| Stored data entries |

........

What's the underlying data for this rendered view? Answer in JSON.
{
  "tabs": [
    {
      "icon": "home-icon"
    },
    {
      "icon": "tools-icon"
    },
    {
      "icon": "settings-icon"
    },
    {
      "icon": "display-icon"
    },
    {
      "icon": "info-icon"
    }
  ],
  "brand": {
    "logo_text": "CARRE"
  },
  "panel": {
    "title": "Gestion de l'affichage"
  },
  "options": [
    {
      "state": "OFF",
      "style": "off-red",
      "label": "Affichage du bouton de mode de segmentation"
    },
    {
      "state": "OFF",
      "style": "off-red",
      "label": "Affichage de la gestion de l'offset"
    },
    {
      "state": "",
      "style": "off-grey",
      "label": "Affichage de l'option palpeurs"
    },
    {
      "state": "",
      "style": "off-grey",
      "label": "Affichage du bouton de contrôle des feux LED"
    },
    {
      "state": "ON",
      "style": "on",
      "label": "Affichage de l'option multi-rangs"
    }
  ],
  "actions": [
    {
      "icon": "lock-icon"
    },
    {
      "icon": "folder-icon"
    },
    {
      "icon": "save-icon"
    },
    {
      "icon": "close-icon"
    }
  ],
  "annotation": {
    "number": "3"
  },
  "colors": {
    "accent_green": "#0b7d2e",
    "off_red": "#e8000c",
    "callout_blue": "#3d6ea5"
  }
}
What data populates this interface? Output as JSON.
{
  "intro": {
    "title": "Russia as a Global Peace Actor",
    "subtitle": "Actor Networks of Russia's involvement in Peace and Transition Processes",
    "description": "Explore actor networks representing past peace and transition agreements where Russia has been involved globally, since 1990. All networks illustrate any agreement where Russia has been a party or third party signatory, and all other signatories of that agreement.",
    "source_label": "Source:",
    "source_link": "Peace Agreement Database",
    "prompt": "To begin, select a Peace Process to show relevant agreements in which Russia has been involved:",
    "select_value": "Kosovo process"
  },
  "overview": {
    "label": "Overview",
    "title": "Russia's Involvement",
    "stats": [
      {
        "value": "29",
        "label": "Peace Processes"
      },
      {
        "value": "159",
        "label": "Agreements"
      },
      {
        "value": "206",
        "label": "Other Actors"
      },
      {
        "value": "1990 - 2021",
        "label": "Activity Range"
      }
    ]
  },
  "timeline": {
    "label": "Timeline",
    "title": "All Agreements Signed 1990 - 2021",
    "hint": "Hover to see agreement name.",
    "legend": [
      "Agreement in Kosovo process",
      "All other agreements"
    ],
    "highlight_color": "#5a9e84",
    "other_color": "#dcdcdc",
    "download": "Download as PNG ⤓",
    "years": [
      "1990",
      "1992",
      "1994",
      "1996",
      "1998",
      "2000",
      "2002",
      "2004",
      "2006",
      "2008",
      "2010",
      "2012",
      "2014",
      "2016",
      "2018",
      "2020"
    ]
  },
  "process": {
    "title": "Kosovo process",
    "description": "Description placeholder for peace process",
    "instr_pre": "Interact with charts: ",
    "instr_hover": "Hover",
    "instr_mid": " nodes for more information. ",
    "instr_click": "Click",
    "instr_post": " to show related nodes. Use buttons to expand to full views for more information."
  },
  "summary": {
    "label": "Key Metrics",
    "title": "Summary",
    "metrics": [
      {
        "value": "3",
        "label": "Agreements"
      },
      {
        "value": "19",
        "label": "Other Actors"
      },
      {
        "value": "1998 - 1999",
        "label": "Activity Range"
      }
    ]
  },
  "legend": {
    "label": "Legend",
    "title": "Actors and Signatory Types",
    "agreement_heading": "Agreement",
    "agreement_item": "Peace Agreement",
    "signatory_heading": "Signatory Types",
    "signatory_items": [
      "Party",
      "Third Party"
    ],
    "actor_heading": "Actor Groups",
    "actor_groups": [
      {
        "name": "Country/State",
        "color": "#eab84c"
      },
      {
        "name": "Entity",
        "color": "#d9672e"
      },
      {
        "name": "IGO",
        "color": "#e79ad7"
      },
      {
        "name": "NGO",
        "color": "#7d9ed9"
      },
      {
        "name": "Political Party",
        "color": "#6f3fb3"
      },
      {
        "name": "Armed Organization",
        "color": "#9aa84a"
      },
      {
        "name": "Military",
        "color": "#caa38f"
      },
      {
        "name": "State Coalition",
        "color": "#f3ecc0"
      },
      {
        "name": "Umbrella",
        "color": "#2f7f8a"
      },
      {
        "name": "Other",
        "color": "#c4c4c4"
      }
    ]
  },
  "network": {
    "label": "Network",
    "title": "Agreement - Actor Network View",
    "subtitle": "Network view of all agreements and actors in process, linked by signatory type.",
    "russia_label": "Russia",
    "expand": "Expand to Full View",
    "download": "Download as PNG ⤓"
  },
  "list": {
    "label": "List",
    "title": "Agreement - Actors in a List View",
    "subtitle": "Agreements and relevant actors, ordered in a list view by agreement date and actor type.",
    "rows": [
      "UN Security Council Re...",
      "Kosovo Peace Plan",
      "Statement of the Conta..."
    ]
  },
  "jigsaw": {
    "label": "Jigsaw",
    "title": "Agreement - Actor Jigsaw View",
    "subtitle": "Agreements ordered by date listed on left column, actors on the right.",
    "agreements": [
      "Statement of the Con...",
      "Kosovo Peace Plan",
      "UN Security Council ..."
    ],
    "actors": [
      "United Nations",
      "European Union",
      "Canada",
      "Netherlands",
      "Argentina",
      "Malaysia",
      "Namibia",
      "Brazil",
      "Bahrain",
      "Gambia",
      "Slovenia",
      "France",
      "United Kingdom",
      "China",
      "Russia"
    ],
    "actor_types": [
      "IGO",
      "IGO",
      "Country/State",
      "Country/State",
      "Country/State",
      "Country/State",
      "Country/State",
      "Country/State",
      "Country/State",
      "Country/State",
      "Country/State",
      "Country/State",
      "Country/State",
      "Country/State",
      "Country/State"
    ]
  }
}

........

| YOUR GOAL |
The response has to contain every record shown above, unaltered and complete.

| ANSWER |
What's the underlying data for this rendered view? Answer in JSON.
{
  "tabs": [
    {
      "icon": "home-icon"
    },
    {
      "icon": "tools-icon"
    },
    {
      "icon": "settings-icon"
    },
    {
      "icon": "display-icon"
    },
    {
      "icon": "info-icon"
    }
  ],
  "brand": {
    "logo_text": "CARRE"
  },
  "panel": {
    "title": "Gestion de l'affichage"
  },
  "options": [
    {
      "state": "OFF",
      "style": "off-red",
      "label": "Affichage du bouton de mode de segmentation"
    },
    {
      "state": "OFF",
      "style": "off-red",
      "label": "Affichage de la gestion de l'offset"
    },
    {
      "state": "",
      "style": "off-grey",
      "label": "Affichage de l'option palpeurs"
    },
    {
      "state": "",
      "style": "off-grey",
      "label": "Affichage du bouton de contrôle des feux LED"
    },
    {
      "state": "ON",
      "style": "on",
      "label": "Affichage de l'option multi-rangs"
    }
  ],
  "actions": [
    {
      "icon": "lock-icon"
    },
    {
      "icon": "folder-icon"
    },
    {
      "icon": "save-icon"
    },
    {
      "icon": "close-icon"
    }
  ],
  "annotation": {
    "number": "3"
  },
  "colors": {
    "accent_green": "#0b7d2e",
    "off_red": "#e8000c",
    "callout_blue": "#3d6ea5"
  }
}
What data populates this interface? Output as JSON.
{
  "intro": {
    "title": "Russia as a Global Peace Actor",
    "subtitle": "Actor Networks of Russia's involvement in Peace and Transition Processes",
    "description": "Explore actor networks representing past peace and transition agreements where Russia has been involved globally, since 1990. All networks illustrate any agreement where Russia has been a party or third party signatory, and all other signatories of that agreement.",
    "source_label": "Source:",
    "source_link": "Peace Agreement Database",
    "prompt": "To begin, select a Peace Process to show relevant agreements in which Russia has been involved:",
    "select_value": "Kosovo process"
  },
  "overview": {
    "label": "Overview",
    "title": "Russia's Involvement",
    "stats": [
      {
        "value": "29",
        "label": "Peace Processes"
      },
      {
        "value": "159",
        "label": "Agreements"
      },
      {
        "value": "206",
        "label": "Other Actors"
      },
      {
        "value": "1990 - 2021",
        "label": "Activity Range"
      }
    ]
  },
  "timeline": {
    "label": "Timeline",
    "title": "All Agreements Signed 1990 - 2021",
    "hint": "Hover to see agreement name.",
    "legend": [
      "Agreement in Kosovo process",
      "All other agreements"
    ],
    "highlight_color": "#5a9e84",
    "other_color": "#dcdcdc",
    "download": "Download as PNG ⤓",
    "years": [
      "1990",
      "1992",
      "1994",
      "1996",
      "1998",
      "2000",
      "2002",
      "2004",
      "2006",
      "2008",
      "2010",
      "2012",
      "2014",
      "2016",
      "2018",
      "2020"
    ]
  },
  "process": {
    "title": "Kosovo process",
    "description": "Description placeholder for peace process",
    "instr_pre": "Interact with charts: ",
    "instr_hover": "Hover",
    "instr_mid": " nodes for more information. ",
    "instr_click": "Click",
    "instr_post": " to show related nodes. Use buttons to expand to full views for more information."
  },
  "summary": {
    "label": "Key Metrics",
    "title": "Summary",
    "metrics": [
      {
        "value": "3",
        "label": "Agreements"
      },
      {
        "value": "19",
        "label": "Other Actors"
      },
      {
        "value": "1998 - 1999",
        "label": "Activity Range"
      }
    ]
  },
  "legend": {
    "label": "Legend",
    "title": "Actors and Signatory Types",
    "agreement_heading": "Agreement",
    "agreement_item": "Peace Agreement",
    "signatory_heading": "Signatory Types",
    "signatory_items": [
      "Party",
      "Third Party"
    ],
    "actor_heading": "Actor Groups",
    "actor_groups": [
      {
        "name": "Country/State",
        "color": "#eab84c"
      },
      {
        "name": "Entity",
        "color": "#d9672e"
      },
      {
        "name": "IGO",
        "color": "#e79ad7"
      },
      {
        "name": "NGO",
        "color": "#7d9ed9"
      },
      {
        "name": "Political Party",
        "color": "#6f3fb3"
      },
      {
        "name": "Armed Organization",
        "color": "#9aa84a"
      },
      {
        "name": "Military",
        "color": "#caa38f"
      },
      {
        "name": "State Coalition",
        "color": "#f3ecc0"
      },
      {
        "name": "Umbrella",
        "color": "#2f7f8a"
      },
      {
        "name": "Other",
        "color": "#c4c4c4"
      }
    ]
  },
  "network": {
    "label": "Network",
    "title": "Agreement - Actor Network View",
    "subtitle": "Network view of all agreements and actors in process, linked by signatory type.",
    "russia_label": "Russia",
    "expand": "Expand to Full View",
    "download": "Download as PNG ⤓"
  },
  "list": {
    "label": "List",
    "title": "Agreement - Actors in a List View",
    "subtitle": "Agreements and relevant actors, ordered in a list view by agreement date and actor type.",
    "rows": [
      "UN Security Council Re...",
      "Kosovo Peace Plan",
      "Statement of the Conta..."
    ]
  },
  "jigsaw": {
    "label": "Jigsaw",
    "title": "Agreement - Actor Jigsaw View",
    "subtitle": "Agreements ordered by date listed on left column, actors on the right.",
    "agreements": [
      "Statement of the Con...",
      "Kosovo Peace Plan",
      "UN Security Council ..."
    ],
    "actors": [
      "United Nations",
      "European Union",
      "Canada",
      "Netherlands",
      "Argentina",
      "Malaysia",
      "Namibia",
      "Brazil",
      "Bahrain",
      "Gambia",
      "Slovenia",
      "France",
      "United Kingdom",
      "China",
      "Russia"
    ],
    "actor_types": [
      "IGO",
      "IGO",
      "Country/State",
      "Country/State",
      "Country/State",
      "Country/State",
      "Country/State",
      "Country/State",
      "Country/State",
      "Country/State",
      "Country/State",
      "Country/State",
      "Country/State",
      "Country/State",
      "Country/State"
    ]
  }
}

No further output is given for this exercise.